The Indian Coast Guard has reported a 3-5 km oil spill in the Gulf of Khambat following a rupture in an Oil and Natural Gas Corporation pipeline near Bhadbhut in Gujarat State, on Friday 30 August 2013. The Coast Guard have recommended that small boats be used to churn the slick up, enabling naturally occurring microbes to access more of the surface area and break the oil down more quickly, rather than use chemical dispersants, which are the preferred method of dealing with spills in India, due to the confined and shallow nature of the Gulf. Chemical dispersants can cause further environmental problems, being themselves persistent in the environment and toxic to wildlife.
The approximate location of the Bhadbhut oil spill. Google Maps.
The environmental consequences of this spill are not yet clear. In many countries authorities would attempt to contain such a spill with booms and pump as much as possible out of the water, though this may not be possible in the Gulf of Khambhat, which is noted for extreme tides and fast currents. While microbes will break down oil eventually, this is not usually a quick process, and oil can have severe a strongly adverse effect on wildlife, as well as health implications for human populations. Breaking up a spill in an enclosed area may result in large areas of beach being oiled.
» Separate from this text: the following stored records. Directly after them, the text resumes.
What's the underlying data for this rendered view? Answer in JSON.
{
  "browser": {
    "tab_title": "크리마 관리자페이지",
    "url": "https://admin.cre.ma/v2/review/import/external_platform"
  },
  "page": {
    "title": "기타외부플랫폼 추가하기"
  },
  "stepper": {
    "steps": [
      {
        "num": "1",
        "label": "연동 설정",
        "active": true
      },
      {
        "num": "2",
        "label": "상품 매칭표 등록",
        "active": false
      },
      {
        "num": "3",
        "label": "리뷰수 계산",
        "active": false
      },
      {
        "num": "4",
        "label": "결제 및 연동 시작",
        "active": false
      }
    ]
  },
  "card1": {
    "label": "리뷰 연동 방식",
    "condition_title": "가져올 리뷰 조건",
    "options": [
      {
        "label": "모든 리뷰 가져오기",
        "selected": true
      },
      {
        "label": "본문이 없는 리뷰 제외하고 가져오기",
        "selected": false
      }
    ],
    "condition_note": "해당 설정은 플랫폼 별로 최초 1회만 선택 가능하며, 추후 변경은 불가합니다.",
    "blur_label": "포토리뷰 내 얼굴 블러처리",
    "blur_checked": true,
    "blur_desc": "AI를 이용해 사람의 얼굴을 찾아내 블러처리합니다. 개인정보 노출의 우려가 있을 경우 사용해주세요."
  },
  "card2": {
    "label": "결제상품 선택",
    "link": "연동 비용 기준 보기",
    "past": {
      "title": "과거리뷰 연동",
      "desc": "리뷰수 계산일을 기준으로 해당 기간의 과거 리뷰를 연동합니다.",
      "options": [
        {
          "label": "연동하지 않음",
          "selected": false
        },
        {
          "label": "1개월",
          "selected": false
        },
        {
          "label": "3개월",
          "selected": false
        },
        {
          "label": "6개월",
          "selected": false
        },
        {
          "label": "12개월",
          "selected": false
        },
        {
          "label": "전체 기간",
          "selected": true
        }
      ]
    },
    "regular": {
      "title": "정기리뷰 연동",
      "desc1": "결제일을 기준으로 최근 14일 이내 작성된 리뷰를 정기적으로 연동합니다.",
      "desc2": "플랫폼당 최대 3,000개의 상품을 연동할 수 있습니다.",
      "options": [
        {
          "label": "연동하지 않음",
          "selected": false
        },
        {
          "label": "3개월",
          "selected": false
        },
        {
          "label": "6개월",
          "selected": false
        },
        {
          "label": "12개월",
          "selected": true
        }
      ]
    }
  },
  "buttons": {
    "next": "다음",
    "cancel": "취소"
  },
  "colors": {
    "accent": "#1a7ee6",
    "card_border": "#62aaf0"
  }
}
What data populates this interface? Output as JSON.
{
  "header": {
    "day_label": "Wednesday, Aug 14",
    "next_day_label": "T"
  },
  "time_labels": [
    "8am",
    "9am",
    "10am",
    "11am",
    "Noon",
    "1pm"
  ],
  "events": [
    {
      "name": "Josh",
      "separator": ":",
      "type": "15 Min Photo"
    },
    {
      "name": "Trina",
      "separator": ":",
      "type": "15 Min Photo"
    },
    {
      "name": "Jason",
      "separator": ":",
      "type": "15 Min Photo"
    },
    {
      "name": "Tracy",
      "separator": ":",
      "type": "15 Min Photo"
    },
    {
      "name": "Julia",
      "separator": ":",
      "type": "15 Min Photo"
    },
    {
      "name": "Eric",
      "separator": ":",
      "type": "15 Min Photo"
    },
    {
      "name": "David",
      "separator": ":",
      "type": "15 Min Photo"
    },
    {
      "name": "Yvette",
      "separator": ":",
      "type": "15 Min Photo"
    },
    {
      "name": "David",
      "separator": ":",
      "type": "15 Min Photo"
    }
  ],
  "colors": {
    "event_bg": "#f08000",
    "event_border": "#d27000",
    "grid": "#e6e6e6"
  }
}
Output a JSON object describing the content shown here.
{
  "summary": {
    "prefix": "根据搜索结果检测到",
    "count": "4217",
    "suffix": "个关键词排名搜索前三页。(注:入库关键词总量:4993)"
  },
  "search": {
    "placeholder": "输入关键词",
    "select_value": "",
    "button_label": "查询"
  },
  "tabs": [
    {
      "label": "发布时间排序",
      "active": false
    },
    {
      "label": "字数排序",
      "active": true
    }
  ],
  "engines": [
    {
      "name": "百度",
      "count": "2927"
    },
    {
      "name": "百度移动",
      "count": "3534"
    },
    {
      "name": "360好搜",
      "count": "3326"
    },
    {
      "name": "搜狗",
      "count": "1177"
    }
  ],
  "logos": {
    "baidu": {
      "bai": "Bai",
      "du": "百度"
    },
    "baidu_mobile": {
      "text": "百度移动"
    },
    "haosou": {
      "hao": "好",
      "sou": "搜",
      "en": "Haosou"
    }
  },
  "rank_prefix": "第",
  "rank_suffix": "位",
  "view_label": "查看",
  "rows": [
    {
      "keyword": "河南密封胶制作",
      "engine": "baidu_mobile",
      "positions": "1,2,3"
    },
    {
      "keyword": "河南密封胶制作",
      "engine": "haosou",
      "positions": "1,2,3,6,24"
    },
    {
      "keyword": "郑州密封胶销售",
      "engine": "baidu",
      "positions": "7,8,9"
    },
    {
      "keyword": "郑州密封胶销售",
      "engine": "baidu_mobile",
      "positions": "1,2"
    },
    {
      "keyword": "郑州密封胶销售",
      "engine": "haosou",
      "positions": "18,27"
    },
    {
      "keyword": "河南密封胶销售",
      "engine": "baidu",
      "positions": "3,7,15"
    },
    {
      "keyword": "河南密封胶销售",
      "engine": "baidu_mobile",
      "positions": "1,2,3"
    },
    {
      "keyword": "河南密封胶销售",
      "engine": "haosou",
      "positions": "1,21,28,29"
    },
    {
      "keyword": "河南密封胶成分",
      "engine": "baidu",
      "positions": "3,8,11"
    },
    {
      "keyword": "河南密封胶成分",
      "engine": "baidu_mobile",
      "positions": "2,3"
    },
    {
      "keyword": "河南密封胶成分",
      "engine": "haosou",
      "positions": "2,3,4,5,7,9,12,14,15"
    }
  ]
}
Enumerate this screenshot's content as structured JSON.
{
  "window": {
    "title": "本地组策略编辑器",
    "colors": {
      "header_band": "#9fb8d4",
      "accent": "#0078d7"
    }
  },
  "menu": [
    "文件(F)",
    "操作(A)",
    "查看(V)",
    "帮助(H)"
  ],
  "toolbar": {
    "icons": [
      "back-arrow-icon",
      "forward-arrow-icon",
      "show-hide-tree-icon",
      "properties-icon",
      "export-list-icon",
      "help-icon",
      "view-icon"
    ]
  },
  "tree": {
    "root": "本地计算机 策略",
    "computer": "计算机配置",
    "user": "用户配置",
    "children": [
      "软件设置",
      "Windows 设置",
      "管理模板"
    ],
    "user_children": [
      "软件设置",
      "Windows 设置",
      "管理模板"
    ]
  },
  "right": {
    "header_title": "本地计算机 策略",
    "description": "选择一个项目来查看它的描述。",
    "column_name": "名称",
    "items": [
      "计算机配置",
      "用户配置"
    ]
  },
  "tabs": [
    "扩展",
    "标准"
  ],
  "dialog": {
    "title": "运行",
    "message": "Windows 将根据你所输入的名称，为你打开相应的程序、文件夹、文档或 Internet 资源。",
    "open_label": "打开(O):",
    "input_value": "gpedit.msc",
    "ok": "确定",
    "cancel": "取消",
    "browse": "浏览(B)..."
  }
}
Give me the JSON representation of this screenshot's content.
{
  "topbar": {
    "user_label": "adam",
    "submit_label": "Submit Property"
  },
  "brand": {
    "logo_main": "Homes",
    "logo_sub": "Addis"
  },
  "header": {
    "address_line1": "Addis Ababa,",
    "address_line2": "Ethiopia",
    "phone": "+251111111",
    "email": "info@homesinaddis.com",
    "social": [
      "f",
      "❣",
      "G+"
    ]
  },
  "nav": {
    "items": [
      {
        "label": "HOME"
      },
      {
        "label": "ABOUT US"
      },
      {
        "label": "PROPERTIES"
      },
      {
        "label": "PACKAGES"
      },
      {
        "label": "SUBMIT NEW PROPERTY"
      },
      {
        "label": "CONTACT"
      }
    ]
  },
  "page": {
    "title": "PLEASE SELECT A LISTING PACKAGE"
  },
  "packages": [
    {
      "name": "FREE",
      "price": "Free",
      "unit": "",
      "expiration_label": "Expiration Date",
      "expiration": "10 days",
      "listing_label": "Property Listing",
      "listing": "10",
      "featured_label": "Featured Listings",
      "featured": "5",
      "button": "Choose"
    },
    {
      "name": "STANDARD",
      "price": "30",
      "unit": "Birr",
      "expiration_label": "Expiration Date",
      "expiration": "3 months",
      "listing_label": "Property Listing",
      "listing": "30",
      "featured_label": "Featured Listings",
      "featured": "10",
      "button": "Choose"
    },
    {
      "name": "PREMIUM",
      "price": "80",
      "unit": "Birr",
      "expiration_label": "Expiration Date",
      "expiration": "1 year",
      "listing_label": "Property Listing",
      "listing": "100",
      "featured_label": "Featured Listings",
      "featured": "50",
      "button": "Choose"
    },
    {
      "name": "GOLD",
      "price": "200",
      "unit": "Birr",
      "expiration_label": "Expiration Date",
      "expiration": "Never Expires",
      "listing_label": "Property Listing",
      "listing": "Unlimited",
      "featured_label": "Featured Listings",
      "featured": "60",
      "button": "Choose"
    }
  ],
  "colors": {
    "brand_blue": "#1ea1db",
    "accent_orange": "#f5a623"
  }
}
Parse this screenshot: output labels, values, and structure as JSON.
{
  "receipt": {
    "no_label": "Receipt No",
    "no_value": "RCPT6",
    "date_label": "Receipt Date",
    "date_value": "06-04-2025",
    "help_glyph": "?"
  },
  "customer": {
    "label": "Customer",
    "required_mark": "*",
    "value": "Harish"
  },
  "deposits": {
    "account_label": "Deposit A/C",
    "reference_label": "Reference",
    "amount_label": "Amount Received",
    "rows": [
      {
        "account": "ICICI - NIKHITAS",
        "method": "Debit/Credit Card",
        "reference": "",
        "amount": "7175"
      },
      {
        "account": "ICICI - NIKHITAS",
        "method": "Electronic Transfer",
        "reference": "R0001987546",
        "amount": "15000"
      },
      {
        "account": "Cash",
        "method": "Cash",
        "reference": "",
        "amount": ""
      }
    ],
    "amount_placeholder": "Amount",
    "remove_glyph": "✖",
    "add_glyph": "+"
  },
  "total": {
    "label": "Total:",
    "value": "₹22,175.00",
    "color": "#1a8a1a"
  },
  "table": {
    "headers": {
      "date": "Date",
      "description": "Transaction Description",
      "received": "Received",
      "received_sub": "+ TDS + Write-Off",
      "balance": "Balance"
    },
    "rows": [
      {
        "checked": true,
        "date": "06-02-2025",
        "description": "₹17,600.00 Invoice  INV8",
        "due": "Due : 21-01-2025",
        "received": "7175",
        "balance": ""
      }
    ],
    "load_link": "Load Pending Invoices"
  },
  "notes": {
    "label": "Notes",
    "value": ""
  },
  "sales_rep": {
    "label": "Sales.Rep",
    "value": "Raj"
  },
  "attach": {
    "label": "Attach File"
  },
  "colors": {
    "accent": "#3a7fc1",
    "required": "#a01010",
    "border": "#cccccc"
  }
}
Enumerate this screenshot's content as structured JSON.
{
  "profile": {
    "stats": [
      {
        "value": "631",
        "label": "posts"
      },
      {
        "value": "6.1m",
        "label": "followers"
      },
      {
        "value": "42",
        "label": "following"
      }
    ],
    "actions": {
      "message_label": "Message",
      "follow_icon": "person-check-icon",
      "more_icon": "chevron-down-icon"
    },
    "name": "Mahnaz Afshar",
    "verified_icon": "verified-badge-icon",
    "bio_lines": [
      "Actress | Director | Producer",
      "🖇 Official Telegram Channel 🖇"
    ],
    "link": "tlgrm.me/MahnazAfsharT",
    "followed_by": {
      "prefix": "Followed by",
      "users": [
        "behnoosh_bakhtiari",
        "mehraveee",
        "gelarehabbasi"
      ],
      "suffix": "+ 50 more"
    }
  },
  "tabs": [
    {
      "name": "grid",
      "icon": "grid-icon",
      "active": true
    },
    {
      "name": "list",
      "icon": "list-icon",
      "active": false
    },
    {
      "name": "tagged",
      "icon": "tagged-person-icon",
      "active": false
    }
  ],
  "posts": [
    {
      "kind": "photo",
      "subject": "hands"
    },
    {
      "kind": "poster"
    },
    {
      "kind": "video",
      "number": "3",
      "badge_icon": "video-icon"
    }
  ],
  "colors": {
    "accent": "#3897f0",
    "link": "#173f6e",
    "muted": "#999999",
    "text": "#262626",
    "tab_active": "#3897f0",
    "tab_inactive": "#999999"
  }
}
See also Oil spill on the Oklahoma River, Oil spill devastates popular Thai tourist resort, Gas and oil leak at Taylor Creek in Bayelsa State, Nigeria, Oil spill in the Ecuadorean Amazon and Plains Midstream Canada charged over April 2011 Alberta oil spill.
Follow Sciency Thoughts on Facebook.